Dataset rows describing interfaces
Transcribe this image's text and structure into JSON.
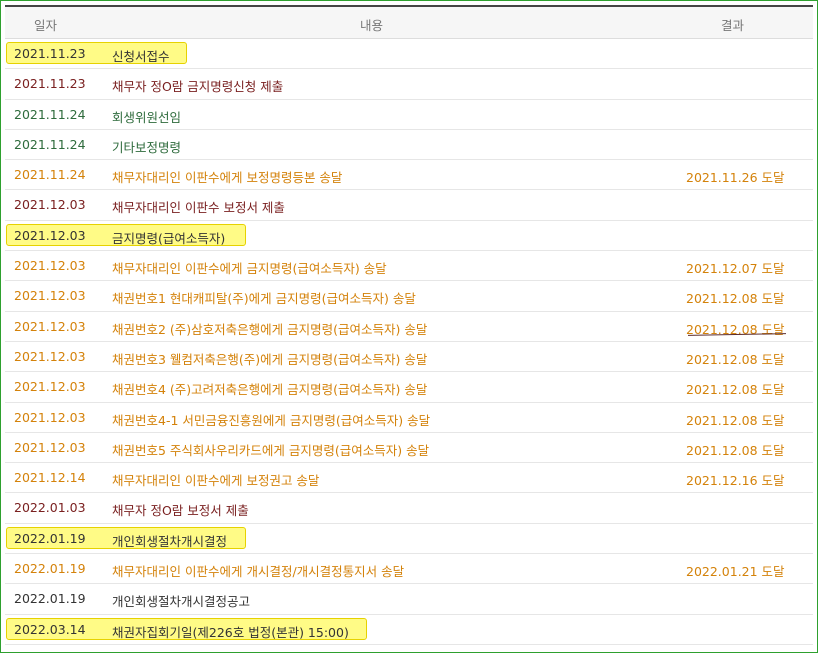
{
  "header": {
    "date": "일자",
    "content": "내용",
    "result": "결과"
  },
  "rows": [
    {
      "date": "2021.11.23",
      "content": "신청서접수",
      "result": "",
      "highlight": true
    },
    {
      "date": "2021.11.23",
      "content": "채무자 정O람 금지명령신청 제출",
      "result": ""
    },
    {
      "date": "2021.11.24",
      "content": "회생위원선임",
      "result": ""
    },
    {
      "date": "2021.11.24",
      "content": "기타보정명령",
      "result": ""
    },
    {
      "date": "2021.11.24",
      "content": "채무자대리인 이판수에게 보정명령등본 송달",
      "result": "2021.11.26 도달"
    },
    {
      "date": "2021.12.03",
      "content": "채무자대리인 이판수 보정서 제출",
      "result": ""
    },
    {
      "date": "2021.12.03",
      "content": "금지명령(급여소득자)",
      "result": "",
      "highlight": true
    },
    {
      "date": "2021.12.03",
      "content": "채무자대리인 이판수에게 금지명령(급여소득자) 송달",
      "result": "2021.12.07 도달"
    },
    {
      "date": "2021.12.03",
      "content": "채권번호1 현대캐피탈(주)에게 금지명령(급여소득자) 송달",
      "result": "2021.12.08 도달"
    },
    {
      "date": "2021.12.03",
      "content": "채권번호2 (주)삼호저축은행에게 금지명령(급여소득자) 송달",
      "result": "2021.12.08 도달"
    },
    {
      "date": "2021.12.03",
      "content": "채권번호3 웰컴저축은행(주)에게 금지명령(급여소득자) 송달",
      "result": "2021.12.08 도달"
    },
    {
      "date": "2021.12.03",
      "content": "채권번호4 (주)고려저축은행에게 금지명령(급여소득자) 송달",
      "result": "2021.12.08 도달"
    },
    {
      "date": "2021.12.03",
      "content": "채권번호4-1 서민금융진흥원에게 금지명령(급여소득자) 송달",
      "result": "2021.12.08 도달"
    },
    {
      "date": "2021.12.03",
      "content": "채권번호5 주식회사우리카드에게 금지명령(급여소득자) 송달",
      "result": "2021.12.08 도달"
    },
    {
      "date": "2021.12.14",
      "content": "채무자대리인 이판수에게 보정권고 송달",
      "result": "2021.12.16 도달"
    },
    {
      "date": "2022.01.03",
      "content": "채무자 정O람 보정서 제출",
      "result": ""
    },
    {
      "date": "2022.01.19",
      "content": "개인회생절차개시결정",
      "result": "",
      "highlight": true
    },
    {
      "date": "2022.01.19",
      "content": "채무자대리인 이판수에게 개시결정/개시결정통지서 송달",
      "result": "2022.01.21 도달"
    },
    {
      "date": "2022.01.19",
      "content": "개인회생절차개시결정공고",
      "result": ""
    },
    {
      "date": "2022.03.14",
      "content": "채권자집회기일(제226호 법정(본관) 15:00)",
      "result": "",
      "highlight": true
    }
  ],
  "colors": {
    "highlight_fill": "#fffb86",
    "highlight_border": "#e6d200",
    "black": "#333333",
    "maroon": "#7a2020",
    "green": "#2e6b3c",
    "orange": "#d4820a",
    "frame_border": "#2ea02e"
  }
}
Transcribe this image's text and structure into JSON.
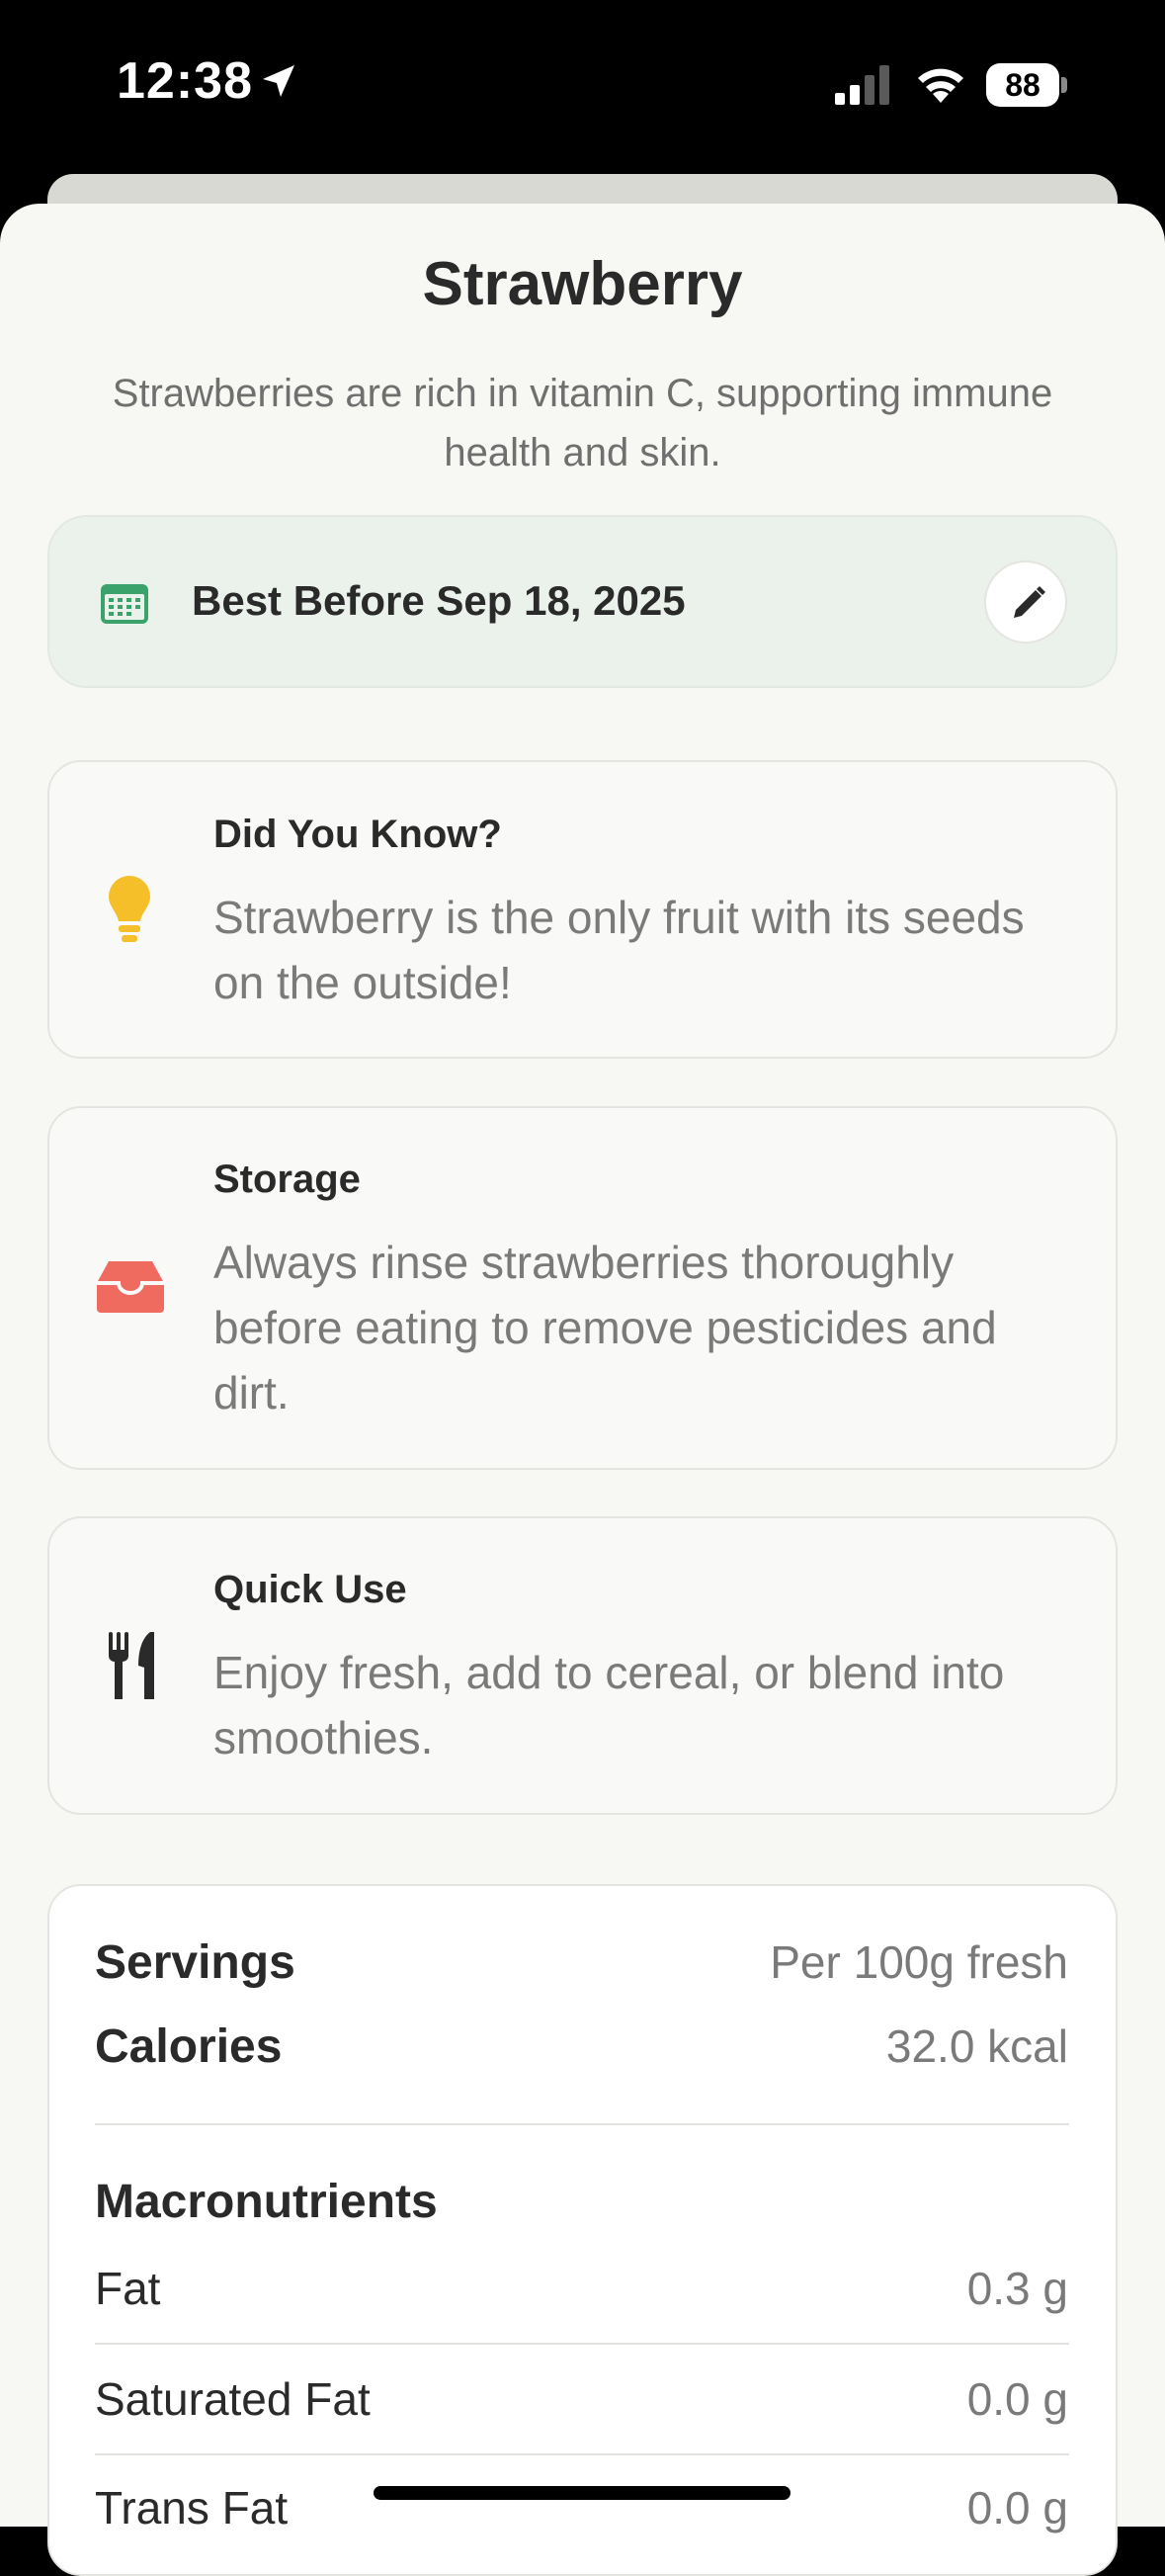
{
  "status_bar": {
    "time": "12:38",
    "battery": "88"
  },
  "food": {
    "title": "Strawberry",
    "subtitle": "Strawberries are rich in vitamin C, supporting immune health and skin."
  },
  "best_before": {
    "label": "Best Before Sep 18, 2025"
  },
  "cards": [
    {
      "icon": "lightbulb-icon",
      "title": "Did You Know?",
      "body": "Strawberry is the only fruit with its seeds on the outside!"
    },
    {
      "icon": "tray-icon",
      "title": "Storage",
      "body": "Always rinse strawberries thoroughly before eating to remove pesticides and dirt."
    },
    {
      "icon": "fork-knife-icon",
      "title": "Quick Use",
      "body": "Enjoy fresh, add to cereal, or blend into smoothies."
    }
  ],
  "nutrition": {
    "servings_label": "Servings",
    "servings_value": "Per 100g fresh",
    "calories_label": "Calories",
    "calories_value": "32.0 kcal",
    "macros_heading": "Macronutrients",
    "rows": [
      {
        "label": "Fat",
        "value": "0.3 g"
      },
      {
        "label": "Saturated Fat",
        "value": "0.0 g"
      },
      {
        "label": "Trans Fat",
        "value": "0.0 g"
      }
    ]
  },
  "colors": {
    "accent_green": "#3aa26a",
    "lightbulb": "#f5bf2a",
    "tray": "#ef6a5f",
    "best_before_bg": "#ebf2ec"
  }
}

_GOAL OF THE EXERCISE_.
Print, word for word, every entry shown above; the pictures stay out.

_TASK RESULT_.
Transcribe this image's text and structure into JSON.
{
  "header": {
    "date": "일자",
    "content": "내용",
    "result": "결과"
  },
  "rows": [
    {
      "date": "2021.11.23",
      "content": "신청서접수",
      "result": "",
      "highlight": true
    },
    {
      "date": "2021.11.23",
      "content": "채무자 정O람 금지명령신청 제출",
      "result": ""
    },
    {
      "date": "2021.11.24",
      "content": "회생위원선임",
      "result": ""
    },
    {
      "date": "2021.11.24",
      "content": "기타보정명령",
      "result": ""
    },
    {
      "date": "2021.11.24",
      "content": "채무자대리인 이판수에게 보정명령등본 송달",
      "result": "2021.11.26 도달"
    },
    {
      "date": "2021.12.03",
      "content": "채무자대리인 이판수 보정서 제출",
      "result": ""
    },
    {
      "date": "2021.12.03",
      "content": "금지명령(급여소득자)",
      "result": "",
      "highlight": true
    },
    {
      "date": "2021.12.03",
      "content": "채무자대리인 이판수에게 금지명령(급여소득자) 송달",
      "result": "2021.12.07 도달"
    },
    {
      "date": "2021.12.03",
      "content": "채권번호1 현대캐피탈(주)에게 금지명령(급여소득자) 송달",
      "result": "2021.12.08 도달"
    },
    {
      "date": "2021.12.03",
      "content": "채권번호2 (주)삼호저축은행에게 금지명령(급여소득자) 송달",
      "result": "2021.12.08 도달"
    },
    {
      "date": "2021.12.03",
      "content": "채권번호3 웰컴저축은행(주)에게 금지명령(급여소득자) 송달",
      "result": "2021.12.08 도달"
    },
    {
      "date": "2021.12.03",
      "content": "채권번호4 (주)고려저축은행에게 금지명령(급여소득자) 송달",
      "result": "2021.12.08 도달"
    },
    {
      "date": "2021.12.03",
      "content": "채권번호4-1 서민금융진흥원에게 금지명령(급여소득자) 송달",
      "result": "2021.12.08 도달"
    },
    {
      "date": "2021.12.03",
      "content": "채권번호5 주식회사우리카드에게 금지명령(급여소득자) 송달",
      "result": "2021.12.08 도달"
    },
    {
      "date": "2021.12.14",
      "content": "채무자대리인 이판수에게 보정권고 송달",
      "result": "2021.12.16 도달"
    },
    {
      "date": "2022.01.03",
      "content": "채무자 정O람 보정서 제출",
      "result": ""
    },
    {
      "date": "2022.01.19",
      "content": "개인회생절차개시결정",
      "result": "",
      "highlight": true
    },
    {
      "date": "2022.01.19",
      "content": "채무자대리인 이판수에게 개시결정/개시결정통지서 송달",
      "result": "2022.01.21 도달"
    },
    {
      "date": "2022.01.19",
      "content": "개인회생절차개시결정공고",
      "result": ""
    },
    {
      "date": "2022.03.14",
      "content": "채권자집회기일(제226호 법정(본관) 15:00)",
      "result": "",
      "highlight": true
    }
  ],
  "colors": {
    "highlight_fill": "#fffb86",
    "highlight_border": "#e6d200",
    "black": "#333333",
    "maroon": "#7a2020",
    "green": "#2e6b3c",
    "orange": "#d4820a",
    "frame_border": "#2ea02e"
  }
}
Transcribe this image's text and structure into JSON.
{
  "status_bar": {
    "time": "12:38",
    "battery": "88"
  },
  "food": {
    "title": "Strawberry",
    "subtitle": "Strawberries are rich in vitamin C, supporting immune health and skin."
  },
  "best_before": {
    "label": "Best Before Sep 18, 2025"
  },
  "cards": [
    {
      "icon": "lightbulb-icon",
      "title": "Did You Know?",
      "body": "Strawberry is the only fruit with its seeds on the outside!"
    },
    {
      "icon": "tray-icon",
      "title": "Storage",
      "body": "Always rinse strawberries thoroughly before eating to remove pesticides and dirt."
    },
    {
      "icon": "fork-knife-icon",
      "title": "Quick Use",
      "body": "Enjoy fresh, add to cereal, or blend into smoothies."
    }
  ],
  "nutrition": {
    "servings_label": "Servings",
    "servings_value": "Per 100g fresh",
    "calories_label": "Calories",
    "calories_value": "32.0 kcal",
    "macros_heading": "Macronutrients",
    "rows": [
      {
        "label": "Fat",
        "value": "0.3 g"
      },
      {
        "label": "Saturated Fat",
        "value": "0.0 g"
      },
      {
        "label": "Trans Fat",
        "value": "0.0 g"
      }
    ]
  },
  "colors": {
    "accent_green": "#3aa26a",
    "lightbulb": "#f5bf2a",
    "tray": "#ef6a5f",
    "best_before_bg": "#ebf2ec"
  }
}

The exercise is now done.